Scott P. Lopez, with whom Joshua M. D. Segal and Lawson & Weitzen, LLP were on brief, for appellant.
Kristen S. Scammon, with whom Michael S. Day and Torres, Scammon & Day, LLP were on brief, for appellee.
Before Selya, Circuit Judge, Souter,[*] Associate Justice, Lipez, Circuit Judge.
SOUTER, Associate Justice.
This appeal challenges a preliminary injunction meant to enforce a contractual
agreement and prohibit a trademark violation. We affirm in part and reverse in part.
Plaintiff-Appellee Arborjet, Inc. manufactures and sells TREE-age, an emamectin benzoate solution used to protect trees from various pests. Through the period from August 2008 to February 2013, Arborjet granted Defendant-Appellant Rainbow Treecare Scientific Advancements, Inc. an exclusive right to distribute TREE-age. Their sales agency contract included this provision:
[Rainbow] agrees, in view of the confidential information regarding Arborjet's business affairs, plans, and necessities, that [Rainbow] will not engage in affairs intended to replicate [A]rborjet's products or processes.
After the termination of this agreement, Rainbow began marketing and distributing ArborMectin, another emamectin benzoate combination meant to compete directly with TREE-age. Arborjet sued Rainbow in Massachusetts trial court, seeking to enjoin Rainbow's sales of ArborMectin and claiming breach of contract, breach of implied covenant of good faith and fair dealing, false advertising under the Lanham Act and Massachusetts law, 15 U.S.C. § 1125(a)(1)(B); Mass. Gen. Laws ch. 266, § 91, false designation of origin under the Lanham Act, 15 U.S.C. § 1125(a)(1)(A), and common law unfair competition. Rainbow removed the action to federal court.

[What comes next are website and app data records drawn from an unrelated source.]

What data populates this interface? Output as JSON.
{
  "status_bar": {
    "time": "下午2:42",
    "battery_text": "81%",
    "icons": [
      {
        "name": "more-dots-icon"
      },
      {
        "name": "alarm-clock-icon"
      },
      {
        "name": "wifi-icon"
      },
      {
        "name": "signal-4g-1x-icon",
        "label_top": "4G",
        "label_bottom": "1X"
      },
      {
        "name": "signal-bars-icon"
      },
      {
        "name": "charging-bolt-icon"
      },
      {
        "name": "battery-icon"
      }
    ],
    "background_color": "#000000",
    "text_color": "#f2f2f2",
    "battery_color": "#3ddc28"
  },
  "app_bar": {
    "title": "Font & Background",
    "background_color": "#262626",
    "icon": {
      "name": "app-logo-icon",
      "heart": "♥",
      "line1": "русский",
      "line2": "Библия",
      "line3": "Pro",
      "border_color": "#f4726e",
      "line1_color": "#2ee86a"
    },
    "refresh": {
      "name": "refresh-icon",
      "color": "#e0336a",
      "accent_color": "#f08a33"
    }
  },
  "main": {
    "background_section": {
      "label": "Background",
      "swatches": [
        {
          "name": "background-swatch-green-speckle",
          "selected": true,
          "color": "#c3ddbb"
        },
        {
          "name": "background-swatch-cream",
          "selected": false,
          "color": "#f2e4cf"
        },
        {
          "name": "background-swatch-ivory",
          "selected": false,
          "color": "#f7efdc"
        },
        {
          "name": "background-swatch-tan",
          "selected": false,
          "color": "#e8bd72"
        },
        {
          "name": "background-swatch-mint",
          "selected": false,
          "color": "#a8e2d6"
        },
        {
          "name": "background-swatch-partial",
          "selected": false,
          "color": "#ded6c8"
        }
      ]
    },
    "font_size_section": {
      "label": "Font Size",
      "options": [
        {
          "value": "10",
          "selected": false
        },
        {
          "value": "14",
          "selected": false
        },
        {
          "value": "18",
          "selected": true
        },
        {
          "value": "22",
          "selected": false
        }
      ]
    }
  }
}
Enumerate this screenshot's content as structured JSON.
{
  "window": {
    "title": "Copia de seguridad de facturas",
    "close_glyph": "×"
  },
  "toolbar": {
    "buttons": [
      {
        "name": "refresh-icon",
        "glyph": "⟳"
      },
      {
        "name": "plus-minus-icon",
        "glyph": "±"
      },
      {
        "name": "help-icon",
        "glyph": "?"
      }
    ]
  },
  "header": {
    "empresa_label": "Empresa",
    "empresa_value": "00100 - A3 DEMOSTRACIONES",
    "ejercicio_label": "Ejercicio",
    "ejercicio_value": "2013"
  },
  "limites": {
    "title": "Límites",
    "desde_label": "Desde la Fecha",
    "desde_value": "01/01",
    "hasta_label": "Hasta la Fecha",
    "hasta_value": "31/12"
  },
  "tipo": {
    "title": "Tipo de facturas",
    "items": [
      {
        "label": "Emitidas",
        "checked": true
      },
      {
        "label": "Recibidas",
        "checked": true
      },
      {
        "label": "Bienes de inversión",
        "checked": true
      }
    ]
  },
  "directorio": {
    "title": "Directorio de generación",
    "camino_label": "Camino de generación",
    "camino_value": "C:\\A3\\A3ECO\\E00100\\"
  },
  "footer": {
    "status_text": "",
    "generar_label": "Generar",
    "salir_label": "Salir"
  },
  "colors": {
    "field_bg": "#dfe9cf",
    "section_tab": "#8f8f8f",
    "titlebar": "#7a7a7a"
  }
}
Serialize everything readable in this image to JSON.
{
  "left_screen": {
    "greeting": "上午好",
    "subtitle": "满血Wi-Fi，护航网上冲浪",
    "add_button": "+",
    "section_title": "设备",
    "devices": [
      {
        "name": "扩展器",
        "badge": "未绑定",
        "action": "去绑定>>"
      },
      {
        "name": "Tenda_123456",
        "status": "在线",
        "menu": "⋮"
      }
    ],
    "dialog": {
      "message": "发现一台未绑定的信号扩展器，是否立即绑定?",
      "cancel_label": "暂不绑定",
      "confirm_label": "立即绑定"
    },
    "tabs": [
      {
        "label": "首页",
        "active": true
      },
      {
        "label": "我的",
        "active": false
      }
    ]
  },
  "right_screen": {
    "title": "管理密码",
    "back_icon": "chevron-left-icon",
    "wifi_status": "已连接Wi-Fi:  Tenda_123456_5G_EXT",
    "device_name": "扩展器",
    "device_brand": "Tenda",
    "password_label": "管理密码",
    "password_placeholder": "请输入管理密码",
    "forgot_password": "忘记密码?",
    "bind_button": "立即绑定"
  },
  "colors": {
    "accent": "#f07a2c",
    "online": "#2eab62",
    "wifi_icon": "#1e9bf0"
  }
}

In the preliminary injunction proceedings from which this appeal comes, the district court did not find for Arborjet on the prospects of its Lanham Act or state law tort and statutory claims, but it did find likely success on those for breach of contract and implied covenant of good faith and fair dealing. The court said that Arborjet had " demonstrated a likelihood that it will be able to prove that [Rainbow] engaged in research and development to create a product very similar to TREE-age," in violation of the sales agency agreement. In summarizing the support it found for this conclusion, the court described ArborMectin as the " defendant's own . . . product" and stated that " Rainbow's website describes partnering with several institutions and companies to conduct research studies regarding ArborMectin's effectiveness," at least one of which " took place while Rainbow was . . . subject to the terms of the [sales agency a]greement." The district court accordingly granted Arborjet an ...